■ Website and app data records
#####

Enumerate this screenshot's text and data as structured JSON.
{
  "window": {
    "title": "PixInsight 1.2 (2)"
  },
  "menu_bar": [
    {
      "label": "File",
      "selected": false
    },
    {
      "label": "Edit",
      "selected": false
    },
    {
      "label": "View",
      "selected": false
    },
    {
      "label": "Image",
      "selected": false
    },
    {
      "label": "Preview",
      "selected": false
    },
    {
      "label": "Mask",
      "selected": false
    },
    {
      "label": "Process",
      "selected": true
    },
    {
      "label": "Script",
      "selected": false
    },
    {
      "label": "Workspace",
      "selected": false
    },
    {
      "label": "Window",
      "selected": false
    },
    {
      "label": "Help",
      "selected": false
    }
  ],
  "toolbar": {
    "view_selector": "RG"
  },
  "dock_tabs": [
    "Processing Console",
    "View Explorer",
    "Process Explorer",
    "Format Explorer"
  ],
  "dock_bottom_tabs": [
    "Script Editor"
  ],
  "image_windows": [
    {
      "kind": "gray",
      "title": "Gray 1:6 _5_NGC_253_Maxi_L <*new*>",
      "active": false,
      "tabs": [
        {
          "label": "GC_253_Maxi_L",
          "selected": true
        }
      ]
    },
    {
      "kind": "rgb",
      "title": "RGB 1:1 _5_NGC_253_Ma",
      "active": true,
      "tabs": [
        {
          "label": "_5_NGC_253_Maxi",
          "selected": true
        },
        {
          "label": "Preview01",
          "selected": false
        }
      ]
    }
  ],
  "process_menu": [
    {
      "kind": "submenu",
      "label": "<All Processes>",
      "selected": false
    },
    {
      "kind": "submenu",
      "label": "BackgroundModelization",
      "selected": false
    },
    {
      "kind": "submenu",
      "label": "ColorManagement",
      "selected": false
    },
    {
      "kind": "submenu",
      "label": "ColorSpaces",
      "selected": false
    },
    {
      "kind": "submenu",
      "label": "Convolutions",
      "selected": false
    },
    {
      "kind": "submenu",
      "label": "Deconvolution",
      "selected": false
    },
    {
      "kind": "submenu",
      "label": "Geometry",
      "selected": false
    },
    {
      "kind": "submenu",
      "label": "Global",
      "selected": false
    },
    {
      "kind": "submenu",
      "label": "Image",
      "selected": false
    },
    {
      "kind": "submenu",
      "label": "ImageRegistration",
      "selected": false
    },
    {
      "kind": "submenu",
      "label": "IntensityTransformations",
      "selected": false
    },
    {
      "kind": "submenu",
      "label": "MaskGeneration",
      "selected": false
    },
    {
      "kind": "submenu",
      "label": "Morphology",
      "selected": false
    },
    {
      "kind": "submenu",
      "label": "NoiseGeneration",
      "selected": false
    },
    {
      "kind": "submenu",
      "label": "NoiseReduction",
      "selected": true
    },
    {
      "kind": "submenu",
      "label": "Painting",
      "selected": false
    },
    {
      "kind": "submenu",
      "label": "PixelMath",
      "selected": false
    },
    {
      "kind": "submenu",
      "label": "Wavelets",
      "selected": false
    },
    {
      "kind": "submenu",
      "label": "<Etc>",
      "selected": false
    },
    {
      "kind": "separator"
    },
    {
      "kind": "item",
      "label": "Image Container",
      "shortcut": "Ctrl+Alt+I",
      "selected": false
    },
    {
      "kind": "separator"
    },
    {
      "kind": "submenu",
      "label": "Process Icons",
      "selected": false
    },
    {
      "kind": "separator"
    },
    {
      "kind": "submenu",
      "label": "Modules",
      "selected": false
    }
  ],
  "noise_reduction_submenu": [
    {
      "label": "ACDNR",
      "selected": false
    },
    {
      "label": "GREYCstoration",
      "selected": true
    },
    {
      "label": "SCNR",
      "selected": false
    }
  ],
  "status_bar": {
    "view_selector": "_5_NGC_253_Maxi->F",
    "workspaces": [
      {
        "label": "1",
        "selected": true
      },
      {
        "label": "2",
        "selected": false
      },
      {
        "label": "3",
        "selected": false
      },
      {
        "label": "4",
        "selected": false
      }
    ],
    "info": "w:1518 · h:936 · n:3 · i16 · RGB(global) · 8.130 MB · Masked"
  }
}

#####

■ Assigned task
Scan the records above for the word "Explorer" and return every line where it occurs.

■ Task result
    "View Explorer",
    "Process Explorer",
    "Format Explorer"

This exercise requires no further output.